Stored entries:
*** Begin section ***

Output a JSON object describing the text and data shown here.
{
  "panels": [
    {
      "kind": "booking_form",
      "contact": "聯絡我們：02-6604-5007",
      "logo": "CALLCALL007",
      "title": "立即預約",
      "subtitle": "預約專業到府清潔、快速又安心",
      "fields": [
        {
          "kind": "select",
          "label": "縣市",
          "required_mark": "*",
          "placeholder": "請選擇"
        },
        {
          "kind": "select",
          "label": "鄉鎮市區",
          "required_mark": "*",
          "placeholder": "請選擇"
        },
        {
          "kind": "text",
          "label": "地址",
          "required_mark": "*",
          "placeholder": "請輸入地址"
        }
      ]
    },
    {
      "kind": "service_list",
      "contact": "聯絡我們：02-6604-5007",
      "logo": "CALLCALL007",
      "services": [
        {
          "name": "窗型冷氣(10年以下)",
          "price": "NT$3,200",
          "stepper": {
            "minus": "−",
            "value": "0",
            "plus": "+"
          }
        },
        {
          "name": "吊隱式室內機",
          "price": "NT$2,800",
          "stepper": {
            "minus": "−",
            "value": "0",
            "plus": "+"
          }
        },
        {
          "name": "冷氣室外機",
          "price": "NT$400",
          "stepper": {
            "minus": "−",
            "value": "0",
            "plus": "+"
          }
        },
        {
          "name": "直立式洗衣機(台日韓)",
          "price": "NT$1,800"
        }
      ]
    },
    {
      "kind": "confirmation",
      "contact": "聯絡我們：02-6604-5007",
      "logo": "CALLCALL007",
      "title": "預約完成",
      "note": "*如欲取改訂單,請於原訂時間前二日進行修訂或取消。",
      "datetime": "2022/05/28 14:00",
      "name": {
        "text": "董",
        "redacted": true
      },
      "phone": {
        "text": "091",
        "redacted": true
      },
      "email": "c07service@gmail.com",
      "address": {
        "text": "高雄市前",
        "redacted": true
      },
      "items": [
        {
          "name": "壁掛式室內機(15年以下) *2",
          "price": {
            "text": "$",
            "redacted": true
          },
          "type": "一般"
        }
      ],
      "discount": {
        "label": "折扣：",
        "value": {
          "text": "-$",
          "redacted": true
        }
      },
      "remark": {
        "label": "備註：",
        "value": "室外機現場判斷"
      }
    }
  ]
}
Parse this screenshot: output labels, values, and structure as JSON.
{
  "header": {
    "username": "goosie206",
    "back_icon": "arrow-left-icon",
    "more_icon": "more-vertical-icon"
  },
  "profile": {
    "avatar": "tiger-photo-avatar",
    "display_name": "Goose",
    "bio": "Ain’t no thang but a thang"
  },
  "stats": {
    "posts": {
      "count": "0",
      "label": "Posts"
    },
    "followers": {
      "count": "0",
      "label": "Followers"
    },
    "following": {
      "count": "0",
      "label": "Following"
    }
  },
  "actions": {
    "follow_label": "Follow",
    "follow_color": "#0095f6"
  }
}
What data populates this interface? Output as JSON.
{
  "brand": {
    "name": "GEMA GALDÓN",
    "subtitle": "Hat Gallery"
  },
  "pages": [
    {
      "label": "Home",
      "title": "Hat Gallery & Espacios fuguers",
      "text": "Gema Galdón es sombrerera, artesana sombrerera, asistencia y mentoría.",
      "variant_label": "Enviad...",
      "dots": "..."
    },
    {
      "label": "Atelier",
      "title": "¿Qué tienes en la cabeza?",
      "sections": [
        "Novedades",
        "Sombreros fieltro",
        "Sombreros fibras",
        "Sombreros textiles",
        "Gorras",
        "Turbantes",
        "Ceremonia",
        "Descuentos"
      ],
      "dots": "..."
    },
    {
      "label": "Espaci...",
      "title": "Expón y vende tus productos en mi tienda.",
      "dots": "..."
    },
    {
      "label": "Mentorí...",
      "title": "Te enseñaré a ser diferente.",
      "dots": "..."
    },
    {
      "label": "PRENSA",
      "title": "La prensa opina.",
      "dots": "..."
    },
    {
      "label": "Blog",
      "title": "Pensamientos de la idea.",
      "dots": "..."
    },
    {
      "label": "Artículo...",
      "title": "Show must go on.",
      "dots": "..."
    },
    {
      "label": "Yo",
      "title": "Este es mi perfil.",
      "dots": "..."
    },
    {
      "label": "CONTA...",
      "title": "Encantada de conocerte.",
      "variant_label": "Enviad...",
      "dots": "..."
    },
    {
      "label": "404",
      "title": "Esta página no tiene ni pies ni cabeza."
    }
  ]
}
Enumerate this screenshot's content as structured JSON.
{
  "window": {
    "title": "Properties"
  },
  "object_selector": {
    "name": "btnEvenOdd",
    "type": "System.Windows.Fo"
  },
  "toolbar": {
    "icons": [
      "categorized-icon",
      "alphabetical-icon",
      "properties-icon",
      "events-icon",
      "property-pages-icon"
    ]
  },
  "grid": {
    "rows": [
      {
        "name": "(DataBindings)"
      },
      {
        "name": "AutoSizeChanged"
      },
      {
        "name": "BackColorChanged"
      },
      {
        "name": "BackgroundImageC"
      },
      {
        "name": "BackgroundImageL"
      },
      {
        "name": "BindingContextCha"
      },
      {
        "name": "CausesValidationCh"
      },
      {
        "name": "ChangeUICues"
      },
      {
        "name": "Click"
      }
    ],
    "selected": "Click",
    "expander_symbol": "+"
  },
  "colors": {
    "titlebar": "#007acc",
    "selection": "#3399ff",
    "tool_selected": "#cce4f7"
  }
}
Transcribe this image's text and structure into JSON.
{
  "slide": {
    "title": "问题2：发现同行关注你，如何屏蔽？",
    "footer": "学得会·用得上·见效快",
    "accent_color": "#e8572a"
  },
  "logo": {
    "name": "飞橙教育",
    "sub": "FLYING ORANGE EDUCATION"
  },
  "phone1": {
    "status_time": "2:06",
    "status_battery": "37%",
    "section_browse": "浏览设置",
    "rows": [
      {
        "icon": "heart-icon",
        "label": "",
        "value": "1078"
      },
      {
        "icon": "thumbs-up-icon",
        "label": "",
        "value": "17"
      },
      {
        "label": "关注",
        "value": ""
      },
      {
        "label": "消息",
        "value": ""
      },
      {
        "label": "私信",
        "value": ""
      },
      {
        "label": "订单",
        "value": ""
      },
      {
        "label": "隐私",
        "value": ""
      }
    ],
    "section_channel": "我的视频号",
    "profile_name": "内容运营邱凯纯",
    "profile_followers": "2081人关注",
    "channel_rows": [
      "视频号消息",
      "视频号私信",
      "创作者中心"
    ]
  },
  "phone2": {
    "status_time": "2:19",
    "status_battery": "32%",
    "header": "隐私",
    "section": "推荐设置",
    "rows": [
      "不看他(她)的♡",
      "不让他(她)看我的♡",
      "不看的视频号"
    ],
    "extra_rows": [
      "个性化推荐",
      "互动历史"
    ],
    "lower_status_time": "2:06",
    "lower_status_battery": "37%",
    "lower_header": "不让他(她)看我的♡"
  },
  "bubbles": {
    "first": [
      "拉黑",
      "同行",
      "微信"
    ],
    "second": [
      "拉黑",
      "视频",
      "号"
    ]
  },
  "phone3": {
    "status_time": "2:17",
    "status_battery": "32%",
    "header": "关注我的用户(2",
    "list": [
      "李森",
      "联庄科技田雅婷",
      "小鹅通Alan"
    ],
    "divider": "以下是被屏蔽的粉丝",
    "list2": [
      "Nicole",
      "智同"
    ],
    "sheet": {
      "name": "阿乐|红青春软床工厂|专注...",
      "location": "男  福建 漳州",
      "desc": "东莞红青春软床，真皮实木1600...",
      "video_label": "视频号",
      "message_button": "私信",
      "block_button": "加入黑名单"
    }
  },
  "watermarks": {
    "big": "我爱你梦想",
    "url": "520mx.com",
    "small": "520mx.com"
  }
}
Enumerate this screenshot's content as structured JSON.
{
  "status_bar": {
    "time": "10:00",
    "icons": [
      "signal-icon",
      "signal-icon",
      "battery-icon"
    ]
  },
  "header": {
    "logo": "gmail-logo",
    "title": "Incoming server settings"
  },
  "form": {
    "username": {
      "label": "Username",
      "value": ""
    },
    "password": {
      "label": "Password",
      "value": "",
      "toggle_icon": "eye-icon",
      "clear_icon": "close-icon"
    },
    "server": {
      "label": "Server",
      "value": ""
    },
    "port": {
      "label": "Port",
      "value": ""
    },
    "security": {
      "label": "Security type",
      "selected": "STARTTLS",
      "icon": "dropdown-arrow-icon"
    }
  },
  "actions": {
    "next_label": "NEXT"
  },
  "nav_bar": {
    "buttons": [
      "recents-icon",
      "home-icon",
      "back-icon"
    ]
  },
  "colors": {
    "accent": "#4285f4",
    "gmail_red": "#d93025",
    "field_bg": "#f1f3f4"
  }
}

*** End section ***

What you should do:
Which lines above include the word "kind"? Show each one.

Task solution:
      "kind": "booking_form",
          "kind": "select",
          "kind": "select",
          "kind": "text",
      "kind": "service_list",
      "kind": "confirmation",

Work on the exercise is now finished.